J. Eng. Applied Sci., 3 (11): 835-847, 2008
Fig. 42: Simulation toolbar
Fig. 39: Screenshots of Tag Transformation and Teach Robot Device
Fig. 40: Screenshots for selection of all tags in linear motion for predefined activity
Fig. 43: Screenshots of Teach and Jog configuration window for robot joints configuration C
Singularity: DELMIA as a software package is interested in orientation singularity when the 4th joint and 6th joint are on the same axis this is because the 5th joint (The middle joint between them) is at zero distant. It results in a loss of 1° of freedom, as the result of motion whether by the 4th or 6th joint is the same.
Fig. 41: Screenshots windows for interpolation of tag points C
Click “jog” Checkbox as shown below in Fig. 43 and choose Cartesian card C Change the configuration to “Good” as shown in Fig. 43. Change the position of the tool if don’t find any configuration ‘Good’. User might change the singularity*tolerance if the 4th joint is from 1-10 and the case indicates that current configuration is singular
Add one/two points for pure contact between part and the tool
CONCLUSION Simulating for testing the scenario/process : Check the whole task/scenario with Teach Window or With Robot Task simulation as shown below in Fig. 42. C C
DELMIA® enables the offline simulation of tool as well as part in hand deburring approaches in the virtual environment cell. Automated deburring processes eliminate health and safety issues associated with hand held tools. The process is convenient for complex part finishing where it is very hard to reach by conventional machines. Robotics integration provides great flexibility and reliability for the finishing process, because robots
User can also check for Clash detection by clicking the clash detection icon User might change the “Singular/Out of Limit Configuration” to “Configuration Good/non Singular”.
J. Eng. Applied Sci., 3 (11): 835-847, 2008 allow for more degrees of freedom than other machines. The process has been successfully implemented in several industries. Future research: Future research will address surface finishing on the part and generation of the patterns of the points on the surface using micros within DELMIA®. Anticipated work includes establishing prototypes of deburring cells which integrates with DELMIA® in any surface finishing application. REFERENCES Edwin, A.E., 2000. Robotic Grinding of Parts to Remove Machine tool Scallops and Mismatch. Industrial Robot: An Int. J., 27 (1): 20-29. DOI: 10. 1108/01439910010305130. http://www.emeraldinsight. com/10.1108/01439910010305130. Godwin, L.E., 1996. Programming with Force Control. The RIA Grinding, Deburring and Finishing workshop St. Paul, Minnesota. http://www.pushcorp.com/Tech% 20Papers/Programming-with-Force-Control.pdf.
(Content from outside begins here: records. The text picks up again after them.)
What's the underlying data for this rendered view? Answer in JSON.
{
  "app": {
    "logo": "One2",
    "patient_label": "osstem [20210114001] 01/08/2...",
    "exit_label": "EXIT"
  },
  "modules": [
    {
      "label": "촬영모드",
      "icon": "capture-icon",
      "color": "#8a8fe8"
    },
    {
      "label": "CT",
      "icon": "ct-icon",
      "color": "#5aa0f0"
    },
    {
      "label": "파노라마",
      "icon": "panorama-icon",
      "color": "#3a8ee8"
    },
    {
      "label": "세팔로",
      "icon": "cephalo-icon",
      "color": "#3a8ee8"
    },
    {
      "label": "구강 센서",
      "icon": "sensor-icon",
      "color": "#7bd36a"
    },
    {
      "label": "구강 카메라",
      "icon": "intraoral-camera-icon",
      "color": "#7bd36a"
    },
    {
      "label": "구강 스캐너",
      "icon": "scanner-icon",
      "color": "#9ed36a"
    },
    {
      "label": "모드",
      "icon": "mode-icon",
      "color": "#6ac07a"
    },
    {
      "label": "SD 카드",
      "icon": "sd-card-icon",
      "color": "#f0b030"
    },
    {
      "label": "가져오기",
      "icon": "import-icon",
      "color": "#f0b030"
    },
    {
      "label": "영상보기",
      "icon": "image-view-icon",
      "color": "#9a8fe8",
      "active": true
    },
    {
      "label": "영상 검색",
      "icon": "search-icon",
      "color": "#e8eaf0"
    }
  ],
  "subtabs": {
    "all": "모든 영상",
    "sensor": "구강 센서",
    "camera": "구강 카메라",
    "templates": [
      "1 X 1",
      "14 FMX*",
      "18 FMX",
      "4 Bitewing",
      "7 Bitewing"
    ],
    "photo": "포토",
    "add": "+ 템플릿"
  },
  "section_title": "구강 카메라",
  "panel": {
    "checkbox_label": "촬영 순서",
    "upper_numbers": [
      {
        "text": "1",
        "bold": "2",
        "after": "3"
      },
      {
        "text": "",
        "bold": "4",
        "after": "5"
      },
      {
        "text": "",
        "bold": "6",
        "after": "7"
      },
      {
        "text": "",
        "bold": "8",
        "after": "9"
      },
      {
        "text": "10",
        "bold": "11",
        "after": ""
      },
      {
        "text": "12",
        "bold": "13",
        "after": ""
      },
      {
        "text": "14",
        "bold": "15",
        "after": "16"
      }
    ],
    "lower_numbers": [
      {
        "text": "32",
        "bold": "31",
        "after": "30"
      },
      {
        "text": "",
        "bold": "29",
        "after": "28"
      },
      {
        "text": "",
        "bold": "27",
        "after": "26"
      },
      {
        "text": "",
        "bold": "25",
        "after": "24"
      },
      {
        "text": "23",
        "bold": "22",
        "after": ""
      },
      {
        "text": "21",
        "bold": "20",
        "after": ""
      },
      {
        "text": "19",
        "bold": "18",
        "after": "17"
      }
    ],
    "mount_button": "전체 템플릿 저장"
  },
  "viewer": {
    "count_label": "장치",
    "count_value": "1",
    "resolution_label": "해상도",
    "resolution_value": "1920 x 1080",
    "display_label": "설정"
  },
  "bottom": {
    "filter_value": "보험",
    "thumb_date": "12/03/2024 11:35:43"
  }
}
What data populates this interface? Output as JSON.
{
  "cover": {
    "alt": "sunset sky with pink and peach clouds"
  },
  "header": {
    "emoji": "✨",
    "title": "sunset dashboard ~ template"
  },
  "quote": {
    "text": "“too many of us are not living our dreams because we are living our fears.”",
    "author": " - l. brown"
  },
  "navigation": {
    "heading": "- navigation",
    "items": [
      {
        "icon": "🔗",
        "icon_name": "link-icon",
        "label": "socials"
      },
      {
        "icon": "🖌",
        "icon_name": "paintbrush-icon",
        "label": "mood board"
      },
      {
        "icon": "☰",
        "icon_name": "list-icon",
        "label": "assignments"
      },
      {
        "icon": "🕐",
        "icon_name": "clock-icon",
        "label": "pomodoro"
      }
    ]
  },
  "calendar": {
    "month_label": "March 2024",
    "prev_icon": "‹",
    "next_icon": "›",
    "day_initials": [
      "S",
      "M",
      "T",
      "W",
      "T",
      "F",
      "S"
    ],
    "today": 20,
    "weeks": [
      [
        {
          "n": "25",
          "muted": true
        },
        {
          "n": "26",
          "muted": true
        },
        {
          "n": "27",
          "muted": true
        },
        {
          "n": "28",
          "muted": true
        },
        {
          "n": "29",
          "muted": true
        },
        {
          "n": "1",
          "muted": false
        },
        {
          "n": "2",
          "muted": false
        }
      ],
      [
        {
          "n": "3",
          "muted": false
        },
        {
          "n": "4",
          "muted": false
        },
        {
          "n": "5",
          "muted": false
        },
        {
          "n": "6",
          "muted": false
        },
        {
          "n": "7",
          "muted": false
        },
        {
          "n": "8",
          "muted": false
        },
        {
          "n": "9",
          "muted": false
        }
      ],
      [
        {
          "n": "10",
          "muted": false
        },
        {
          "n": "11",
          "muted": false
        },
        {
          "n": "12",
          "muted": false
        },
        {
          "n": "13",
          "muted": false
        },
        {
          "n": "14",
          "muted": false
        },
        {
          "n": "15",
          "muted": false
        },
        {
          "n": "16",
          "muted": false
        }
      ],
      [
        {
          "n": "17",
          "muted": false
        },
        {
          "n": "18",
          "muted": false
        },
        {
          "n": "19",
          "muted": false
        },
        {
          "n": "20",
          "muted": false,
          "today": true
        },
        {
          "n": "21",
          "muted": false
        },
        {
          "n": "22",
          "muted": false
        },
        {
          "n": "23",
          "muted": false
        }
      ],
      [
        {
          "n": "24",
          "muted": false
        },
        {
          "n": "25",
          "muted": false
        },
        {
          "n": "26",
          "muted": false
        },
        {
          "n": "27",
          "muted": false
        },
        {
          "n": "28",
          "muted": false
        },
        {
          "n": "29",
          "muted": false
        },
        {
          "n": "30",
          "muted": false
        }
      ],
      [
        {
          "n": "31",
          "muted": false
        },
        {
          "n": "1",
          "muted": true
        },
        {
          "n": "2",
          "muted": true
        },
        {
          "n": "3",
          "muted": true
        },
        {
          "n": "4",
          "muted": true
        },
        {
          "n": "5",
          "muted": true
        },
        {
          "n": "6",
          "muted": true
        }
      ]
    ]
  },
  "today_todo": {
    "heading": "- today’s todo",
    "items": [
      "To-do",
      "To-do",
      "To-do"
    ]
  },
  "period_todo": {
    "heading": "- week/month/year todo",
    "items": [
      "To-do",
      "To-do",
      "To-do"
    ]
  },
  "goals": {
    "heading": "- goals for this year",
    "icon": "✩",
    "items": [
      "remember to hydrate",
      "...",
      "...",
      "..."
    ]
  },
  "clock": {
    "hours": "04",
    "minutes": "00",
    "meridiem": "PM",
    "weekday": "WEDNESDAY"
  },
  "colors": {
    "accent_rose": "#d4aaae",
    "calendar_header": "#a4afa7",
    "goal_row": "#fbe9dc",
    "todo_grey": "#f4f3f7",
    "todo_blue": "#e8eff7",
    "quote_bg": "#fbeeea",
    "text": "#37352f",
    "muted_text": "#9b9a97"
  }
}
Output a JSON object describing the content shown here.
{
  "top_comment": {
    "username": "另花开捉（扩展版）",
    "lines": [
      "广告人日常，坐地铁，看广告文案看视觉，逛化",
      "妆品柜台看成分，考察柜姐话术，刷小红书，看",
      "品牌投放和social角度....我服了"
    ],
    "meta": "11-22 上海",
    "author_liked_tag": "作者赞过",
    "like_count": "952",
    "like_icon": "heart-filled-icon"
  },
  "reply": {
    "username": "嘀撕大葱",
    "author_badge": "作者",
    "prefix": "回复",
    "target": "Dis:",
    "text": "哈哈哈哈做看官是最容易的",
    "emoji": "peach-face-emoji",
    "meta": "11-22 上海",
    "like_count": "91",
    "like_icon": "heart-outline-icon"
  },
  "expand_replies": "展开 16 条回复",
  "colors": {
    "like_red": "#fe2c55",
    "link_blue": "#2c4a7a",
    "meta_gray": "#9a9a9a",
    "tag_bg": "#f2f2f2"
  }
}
Roberts, R.K., T.W. Engel and F. Proctor, 1992. Specification of an active force control tool for performing deburring and chamfering on a robot platform. Industrial Electronics, Control, Instrumentation and Automation. Power Electronics and Motion Control. Proceedings of the International Conference, 2 (9-13): 918-926. DOI: 10.1109/IECON. 1992.254482. Stouffer, K.A. and R. Robert Jr., 1995. ADACS: An Advanced Deburring and Chamfering System. National Conference Publication-Institution of Engineers Australia NCP, pp: 623-628. http://www. isd.mel.nist.gov/documents/stouffer/icme95.pdf. Shiakolas, P.S., D. Labalo and J.M. Fitzgerald, 1999. RobSurf: A Near Real OLP System for Robotic Surface Finishing. Proceedings of the 7th Mediterranean Conference on Control and Automation (MED). Haifa, Israel, June, 1999. http://med.ee.nd.edu/MED7/med99/papers/MED12 8.pdf.